#### Task directions:
Identify every line in the records below that contains the word "Событие", and reproduce each one.

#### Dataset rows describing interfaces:
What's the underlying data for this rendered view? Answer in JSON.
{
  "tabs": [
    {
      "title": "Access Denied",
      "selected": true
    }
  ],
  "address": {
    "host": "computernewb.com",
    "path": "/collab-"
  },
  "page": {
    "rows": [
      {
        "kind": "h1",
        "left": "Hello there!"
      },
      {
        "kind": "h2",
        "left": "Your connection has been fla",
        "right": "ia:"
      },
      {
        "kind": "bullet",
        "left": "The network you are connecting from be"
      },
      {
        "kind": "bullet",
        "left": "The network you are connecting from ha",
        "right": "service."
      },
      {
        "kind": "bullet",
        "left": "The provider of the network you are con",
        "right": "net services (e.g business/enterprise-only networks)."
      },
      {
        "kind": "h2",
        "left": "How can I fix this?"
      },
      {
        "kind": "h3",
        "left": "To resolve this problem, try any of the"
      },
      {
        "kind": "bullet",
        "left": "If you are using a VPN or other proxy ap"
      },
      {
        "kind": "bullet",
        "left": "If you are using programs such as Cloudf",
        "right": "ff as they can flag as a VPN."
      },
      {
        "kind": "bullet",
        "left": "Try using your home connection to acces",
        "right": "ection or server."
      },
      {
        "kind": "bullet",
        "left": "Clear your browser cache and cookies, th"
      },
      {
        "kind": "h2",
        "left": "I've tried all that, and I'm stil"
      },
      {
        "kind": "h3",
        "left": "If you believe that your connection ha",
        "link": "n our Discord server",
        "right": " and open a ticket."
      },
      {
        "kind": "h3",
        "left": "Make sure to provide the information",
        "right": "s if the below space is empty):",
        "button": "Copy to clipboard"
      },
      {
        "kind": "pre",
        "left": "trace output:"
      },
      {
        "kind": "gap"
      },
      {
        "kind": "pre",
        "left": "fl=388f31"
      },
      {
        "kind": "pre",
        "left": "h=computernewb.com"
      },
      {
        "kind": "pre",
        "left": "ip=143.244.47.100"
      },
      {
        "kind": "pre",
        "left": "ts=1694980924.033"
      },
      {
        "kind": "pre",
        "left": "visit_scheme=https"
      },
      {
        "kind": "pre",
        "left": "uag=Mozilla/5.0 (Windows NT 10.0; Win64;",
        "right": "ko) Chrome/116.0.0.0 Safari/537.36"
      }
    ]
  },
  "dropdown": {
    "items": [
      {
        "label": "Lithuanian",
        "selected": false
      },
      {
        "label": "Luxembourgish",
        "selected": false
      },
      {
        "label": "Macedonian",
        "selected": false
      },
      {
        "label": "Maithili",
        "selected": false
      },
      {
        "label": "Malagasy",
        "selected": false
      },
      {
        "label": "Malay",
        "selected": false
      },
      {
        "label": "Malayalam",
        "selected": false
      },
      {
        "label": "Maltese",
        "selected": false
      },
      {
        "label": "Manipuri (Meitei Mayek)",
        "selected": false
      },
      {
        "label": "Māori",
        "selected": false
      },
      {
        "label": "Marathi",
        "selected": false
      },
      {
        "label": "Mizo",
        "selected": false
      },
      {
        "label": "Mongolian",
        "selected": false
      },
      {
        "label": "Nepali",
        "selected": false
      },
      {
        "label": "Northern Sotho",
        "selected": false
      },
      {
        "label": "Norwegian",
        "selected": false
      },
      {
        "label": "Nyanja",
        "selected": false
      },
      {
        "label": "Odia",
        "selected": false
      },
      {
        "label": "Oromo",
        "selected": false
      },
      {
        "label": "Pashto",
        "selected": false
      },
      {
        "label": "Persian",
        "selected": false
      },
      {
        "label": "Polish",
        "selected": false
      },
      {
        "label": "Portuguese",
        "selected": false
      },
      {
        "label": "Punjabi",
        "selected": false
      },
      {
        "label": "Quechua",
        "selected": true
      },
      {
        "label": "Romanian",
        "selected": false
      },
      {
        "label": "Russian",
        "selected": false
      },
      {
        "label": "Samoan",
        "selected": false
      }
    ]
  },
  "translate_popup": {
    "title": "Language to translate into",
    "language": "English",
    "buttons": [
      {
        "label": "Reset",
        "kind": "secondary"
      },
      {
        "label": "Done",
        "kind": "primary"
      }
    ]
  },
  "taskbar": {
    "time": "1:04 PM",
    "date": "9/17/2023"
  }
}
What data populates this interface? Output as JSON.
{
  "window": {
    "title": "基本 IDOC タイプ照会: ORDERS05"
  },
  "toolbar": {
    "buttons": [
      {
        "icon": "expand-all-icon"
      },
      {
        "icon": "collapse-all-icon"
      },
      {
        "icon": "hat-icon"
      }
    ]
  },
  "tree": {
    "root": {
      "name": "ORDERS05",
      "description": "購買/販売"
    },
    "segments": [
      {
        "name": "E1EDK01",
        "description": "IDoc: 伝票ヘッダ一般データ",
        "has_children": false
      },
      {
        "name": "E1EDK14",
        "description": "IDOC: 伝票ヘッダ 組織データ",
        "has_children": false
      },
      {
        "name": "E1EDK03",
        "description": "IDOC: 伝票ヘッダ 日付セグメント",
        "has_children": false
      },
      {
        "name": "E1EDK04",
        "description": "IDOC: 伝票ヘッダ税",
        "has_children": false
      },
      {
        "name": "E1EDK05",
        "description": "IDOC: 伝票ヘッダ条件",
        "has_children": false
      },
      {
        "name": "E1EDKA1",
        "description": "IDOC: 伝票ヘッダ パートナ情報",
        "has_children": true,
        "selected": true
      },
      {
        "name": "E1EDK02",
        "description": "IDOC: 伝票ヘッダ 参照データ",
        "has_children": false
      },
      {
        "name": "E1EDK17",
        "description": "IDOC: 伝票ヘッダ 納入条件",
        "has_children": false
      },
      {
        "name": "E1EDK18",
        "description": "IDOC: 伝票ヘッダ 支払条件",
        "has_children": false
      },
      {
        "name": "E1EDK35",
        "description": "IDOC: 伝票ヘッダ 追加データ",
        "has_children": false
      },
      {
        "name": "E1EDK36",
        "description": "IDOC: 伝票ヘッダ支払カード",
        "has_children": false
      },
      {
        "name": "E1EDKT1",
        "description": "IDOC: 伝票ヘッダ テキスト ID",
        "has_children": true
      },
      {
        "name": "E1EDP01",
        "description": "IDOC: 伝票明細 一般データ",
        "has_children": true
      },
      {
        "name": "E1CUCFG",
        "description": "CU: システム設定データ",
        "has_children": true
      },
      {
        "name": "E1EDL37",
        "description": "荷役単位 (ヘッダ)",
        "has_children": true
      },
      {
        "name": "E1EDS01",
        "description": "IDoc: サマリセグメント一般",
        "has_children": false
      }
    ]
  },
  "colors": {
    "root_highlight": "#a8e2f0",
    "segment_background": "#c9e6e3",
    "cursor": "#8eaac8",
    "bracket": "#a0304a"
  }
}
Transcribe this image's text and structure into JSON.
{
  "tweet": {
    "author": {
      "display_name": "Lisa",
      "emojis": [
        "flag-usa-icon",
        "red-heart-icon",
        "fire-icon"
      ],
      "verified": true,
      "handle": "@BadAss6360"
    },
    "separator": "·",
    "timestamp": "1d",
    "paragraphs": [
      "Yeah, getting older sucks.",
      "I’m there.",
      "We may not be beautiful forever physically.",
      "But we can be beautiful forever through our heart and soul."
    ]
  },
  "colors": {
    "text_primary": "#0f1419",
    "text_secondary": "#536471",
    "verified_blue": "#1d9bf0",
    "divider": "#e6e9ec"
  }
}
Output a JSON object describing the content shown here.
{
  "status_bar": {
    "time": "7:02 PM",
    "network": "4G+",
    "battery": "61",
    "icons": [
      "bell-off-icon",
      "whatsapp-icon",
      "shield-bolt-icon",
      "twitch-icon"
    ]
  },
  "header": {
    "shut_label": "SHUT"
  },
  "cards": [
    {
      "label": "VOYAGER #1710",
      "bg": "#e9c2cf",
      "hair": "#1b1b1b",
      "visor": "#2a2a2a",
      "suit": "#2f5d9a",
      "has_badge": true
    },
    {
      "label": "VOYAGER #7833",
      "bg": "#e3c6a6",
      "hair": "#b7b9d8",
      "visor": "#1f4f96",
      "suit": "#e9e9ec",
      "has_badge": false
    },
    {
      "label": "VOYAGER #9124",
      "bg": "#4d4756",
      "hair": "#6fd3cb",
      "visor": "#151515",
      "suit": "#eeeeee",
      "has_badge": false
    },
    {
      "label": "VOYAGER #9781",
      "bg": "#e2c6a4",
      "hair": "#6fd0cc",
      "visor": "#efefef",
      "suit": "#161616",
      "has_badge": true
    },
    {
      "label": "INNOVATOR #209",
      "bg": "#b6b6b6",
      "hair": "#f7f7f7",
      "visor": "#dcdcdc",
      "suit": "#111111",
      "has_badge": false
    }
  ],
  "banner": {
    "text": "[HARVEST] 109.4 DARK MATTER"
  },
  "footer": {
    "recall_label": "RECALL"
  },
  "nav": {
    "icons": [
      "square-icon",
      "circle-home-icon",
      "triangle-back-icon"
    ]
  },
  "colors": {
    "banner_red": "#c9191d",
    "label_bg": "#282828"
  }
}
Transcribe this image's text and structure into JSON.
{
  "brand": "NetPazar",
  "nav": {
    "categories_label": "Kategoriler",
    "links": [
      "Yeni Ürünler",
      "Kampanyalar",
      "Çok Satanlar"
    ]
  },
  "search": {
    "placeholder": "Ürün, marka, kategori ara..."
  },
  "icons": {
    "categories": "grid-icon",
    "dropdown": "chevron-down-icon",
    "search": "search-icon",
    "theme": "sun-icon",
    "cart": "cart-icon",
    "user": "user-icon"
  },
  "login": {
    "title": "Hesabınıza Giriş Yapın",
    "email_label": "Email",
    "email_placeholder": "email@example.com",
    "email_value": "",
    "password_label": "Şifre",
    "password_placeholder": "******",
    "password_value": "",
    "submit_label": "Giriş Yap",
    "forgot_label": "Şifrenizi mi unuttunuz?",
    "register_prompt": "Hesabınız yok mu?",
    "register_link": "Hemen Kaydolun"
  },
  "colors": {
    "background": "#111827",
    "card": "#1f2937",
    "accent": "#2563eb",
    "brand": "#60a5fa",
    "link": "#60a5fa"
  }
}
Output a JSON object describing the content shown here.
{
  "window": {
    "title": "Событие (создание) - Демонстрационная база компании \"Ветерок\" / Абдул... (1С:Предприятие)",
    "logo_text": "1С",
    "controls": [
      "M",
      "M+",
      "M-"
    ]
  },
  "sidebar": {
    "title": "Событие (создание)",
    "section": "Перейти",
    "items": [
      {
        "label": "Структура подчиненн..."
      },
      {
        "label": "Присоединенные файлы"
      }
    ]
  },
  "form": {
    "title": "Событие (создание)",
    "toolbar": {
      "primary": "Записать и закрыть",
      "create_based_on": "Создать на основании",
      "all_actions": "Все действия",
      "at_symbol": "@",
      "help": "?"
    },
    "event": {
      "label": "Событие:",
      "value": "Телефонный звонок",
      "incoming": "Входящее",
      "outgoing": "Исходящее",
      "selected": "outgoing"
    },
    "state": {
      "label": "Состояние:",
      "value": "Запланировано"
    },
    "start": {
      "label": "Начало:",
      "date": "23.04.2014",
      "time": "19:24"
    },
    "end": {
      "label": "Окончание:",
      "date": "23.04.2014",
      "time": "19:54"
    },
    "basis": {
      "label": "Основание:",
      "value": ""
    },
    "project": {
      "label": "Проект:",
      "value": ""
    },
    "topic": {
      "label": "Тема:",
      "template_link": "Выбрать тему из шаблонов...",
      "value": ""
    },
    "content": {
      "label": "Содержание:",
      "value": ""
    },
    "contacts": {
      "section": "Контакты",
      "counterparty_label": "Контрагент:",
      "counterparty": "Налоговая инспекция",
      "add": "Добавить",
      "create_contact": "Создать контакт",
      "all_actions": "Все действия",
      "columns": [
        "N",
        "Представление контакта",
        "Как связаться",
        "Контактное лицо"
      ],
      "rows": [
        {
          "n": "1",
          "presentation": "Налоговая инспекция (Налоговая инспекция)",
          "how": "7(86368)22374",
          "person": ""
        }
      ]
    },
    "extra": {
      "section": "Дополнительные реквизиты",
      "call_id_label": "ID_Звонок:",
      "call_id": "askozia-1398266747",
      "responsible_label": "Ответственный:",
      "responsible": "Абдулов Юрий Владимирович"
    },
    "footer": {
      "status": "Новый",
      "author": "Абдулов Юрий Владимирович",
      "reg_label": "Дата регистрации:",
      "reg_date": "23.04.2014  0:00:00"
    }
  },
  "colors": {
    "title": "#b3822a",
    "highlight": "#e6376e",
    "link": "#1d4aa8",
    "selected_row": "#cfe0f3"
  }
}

#### Exercise solution:
    "title": "Событие (создание) - Демонстрационная база компании \"Ветерок\" / Абдул... (1С:Предприятие)",
    "title": "Событие (создание)",
    "title": "Событие (создание)",
      "label": "Событие:",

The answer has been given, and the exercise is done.